Exact copies of all the lines below are needed, without the pictures.

━━━ DATA TO PROCESS ━━━

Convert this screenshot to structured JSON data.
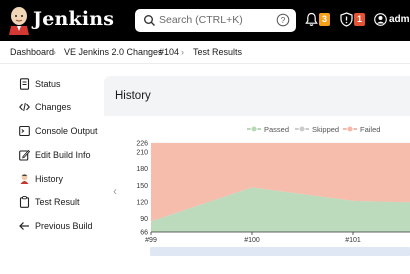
{
  "header": {
    "brand": "Jenkins",
    "search_placeholder": "Search (CTRL+K)",
    "notifications_count": "3",
    "security_count": "1",
    "user": "adm",
    "colors": {
      "bar": "#000000",
      "notif_badge": "#f7a21b",
      "security_badge": "#e55335"
    }
  },
  "breadcrumb": {
    "items": [
      "Dashboard",
      "VE Jenkins 2.0 Changes",
      "#104",
      "Test Results"
    ]
  },
  "sidebar": {
    "items": [
      {
        "label": "Status",
        "icon": "document-icon"
      },
      {
        "label": "Changes",
        "icon": "code-icon"
      },
      {
        "label": "Console Output",
        "icon": "terminal-icon"
      },
      {
        "label": "Edit Build Info",
        "icon": "edit-icon"
      },
      {
        "label": "History",
        "icon": "history-icon"
      },
      {
        "label": "Test Result",
        "icon": "clipboard-icon"
      },
      {
        "label": "Previous Build",
        "icon": "arrow-left-icon"
      }
    ]
  },
  "main": {
    "title": "History"
  },
  "chart_data": {
    "type": "area",
    "title": "",
    "xlabel": "",
    "ylabel": "",
    "x": [
      "#99",
      "#100",
      "#101"
    ],
    "series": [
      {
        "name": "Passed",
        "values": [
          85,
          146,
          122
        ],
        "color": "#b8d8b8"
      },
      {
        "name": "Skipped",
        "values": [
          0,
          0,
          0
        ],
        "color": "#cccccc"
      },
      {
        "name": "Failed",
        "values": [
          141,
          80,
          104
        ],
        "color": "#f6b8a8"
      }
    ],
    "yticks": [
      66,
      90,
      120,
      150,
      180,
      210,
      226
    ],
    "ylim": [
      66,
      226
    ],
    "legend": "top",
    "grid": true
  }
}
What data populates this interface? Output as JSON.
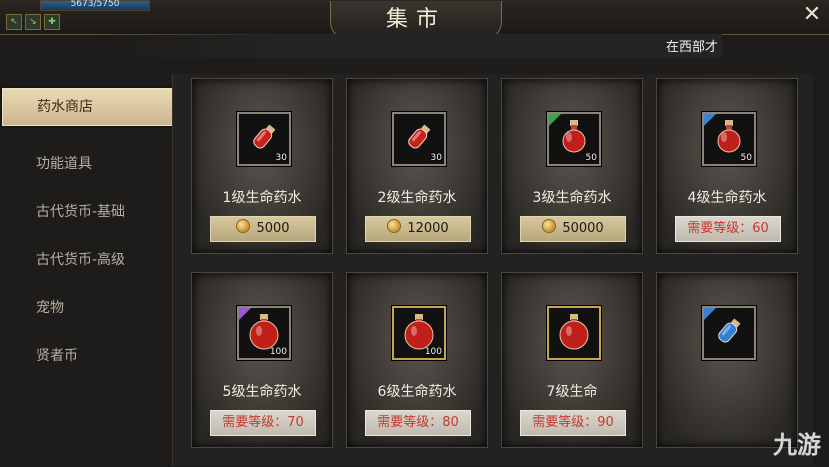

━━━

> **OUTPUT FOR THIS TASK**
Convert this screenshot to structured JSON data.
{
  "header": {
    "brand": "Jenkins",
    "search_placeholder": "Search (CTRL+K)",
    "notifications_count": "3",
    "security_count": "1",
    "user": "adm",
    "colors": {
      "bar": "#000000",
      "notif_badge": "#f7a21b",
      "security_badge": "#e55335"
    }
  },
  "breadcrumb": {
    "items": [
      "Dashboard",
      "VE Jenkins 2.0 Changes",
      "#104",
      "Test Results"
    ]
  },
  "sidebar": {
    "items": [
      {
        "label": "Status",
        "icon": "document-icon"
      },
      {
        "label": "Changes",
        "icon": "code-icon"
      },
      {
        "label": "Console Output",
        "icon": "terminal-icon"
      },
      {
        "label": "Edit Build Info",
        "icon": "edit-icon"
      },
      {
        "label": "History",
        "icon": "history-icon"
      },
      {
        "label": "Test Result",
        "icon": "clipboard-icon"
      },
      {
        "label": "Previous Build",
        "icon": "arrow-left-icon"
      }
    ]
  },
  "main": {
    "title": "History"
  },
  "chart_data": {
    "type": "area",
    "title": "",
    "xlabel": "",
    "ylabel": "",
    "x": [
      "#99",
      "#100",
      "#101"
    ],
    "series": [
      {
        "name": "Passed",
        "values": [
          85,
          146,
          122
        ],
        "color": "#b8d8b8"
      },
      {
        "name": "Skipped",
        "values": [
          0,
          0,
          0
        ],
        "color": "#cccccc"
      },
      {
        "name": "Failed",
        "values": [
          141,
          80,
          104
        ],
        "color": "#f6b8a8"
      }
    ],
    "yticks": [
      66,
      90,
      120,
      150,
      180,
      210,
      226
    ],
    "ylim": [
      66,
      226
    ],
    "legend": "top",
    "grid": true
  }
}
What data populates this interface? Output as JSON.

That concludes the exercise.